◆ Work request: Repeat the records below exactly. Omit the pictures.

◆ Provided material:
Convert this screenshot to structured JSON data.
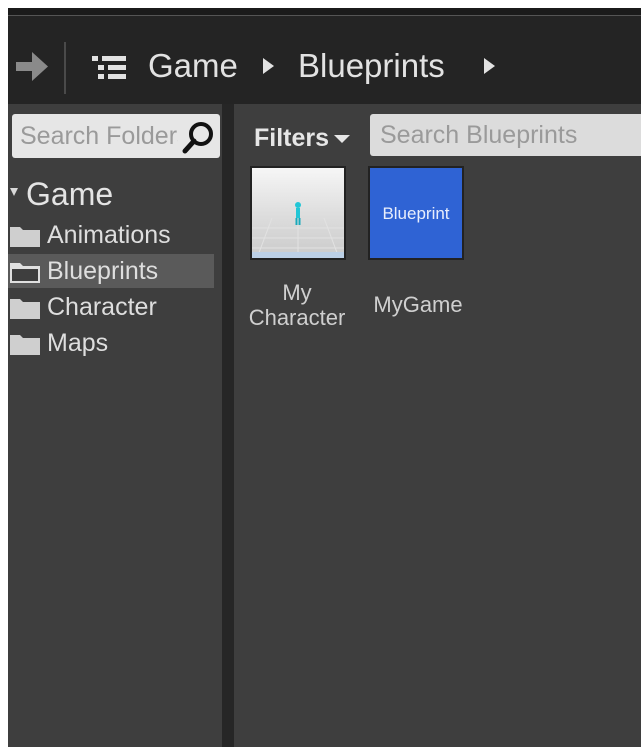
{
  "breadcrumbs": {
    "items": [
      "Game",
      "Blueprints"
    ]
  },
  "sources": {
    "search_placeholder": "Search Folders",
    "root": "Game",
    "folders": [
      "Animations",
      "Blueprints",
      "Character",
      "Maps"
    ],
    "selected_folder": "Blueprints"
  },
  "assets_panel": {
    "filters_label": "Filters",
    "search_placeholder": "Search Blueprints",
    "assets": [
      {
        "name_line1": "My",
        "name_line2": "Character"
      },
      {
        "name_line1": "MyGame",
        "thumb_text": "Blueprint"
      }
    ]
  },
  "icons": {
    "forward": "arrow-right-icon",
    "path_view": "list-tree-icon",
    "search": "magnifier-icon",
    "folder": "folder-icon",
    "breadcrumb_separator": "caret-right-icon"
  },
  "colors": {
    "blueprint_thumb": "#2f63d4",
    "panel_bg": "#3e3e3e",
    "toolbar_bg": "#242424"
  }
}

◆ Written solution:
Convert this screenshot to structured JSON data.
{
  "breadcrumbs": {
    "items": [
      "Game",
      "Blueprints"
    ]
  },
  "sources": {
    "search_placeholder": "Search Folders",
    "root": "Game",
    "folders": [
      "Animations",
      "Blueprints",
      "Character",
      "Maps"
    ],
    "selected_folder": "Blueprints"
  },
  "assets_panel": {
    "filters_label": "Filters",
    "search_placeholder": "Search Blueprints",
    "assets": [
      {
        "name_line1": "My",
        "name_line2": "Character"
      },
      {
        "name_line1": "MyGame",
        "thumb_text": "Blueprint"
      }
    ]
  },
  "icons": {
    "forward": "arrow-right-icon",
    "path_view": "list-tree-icon",
    "search": "magnifier-icon",
    "folder": "folder-icon",
    "breadcrumb_separator": "caret-right-icon"
  },
  "colors": {
    "blueprint_thumb": "#2f63d4",
    "panel_bg": "#3e3e3e",
    "toolbar_bg": "#242424"
  }
}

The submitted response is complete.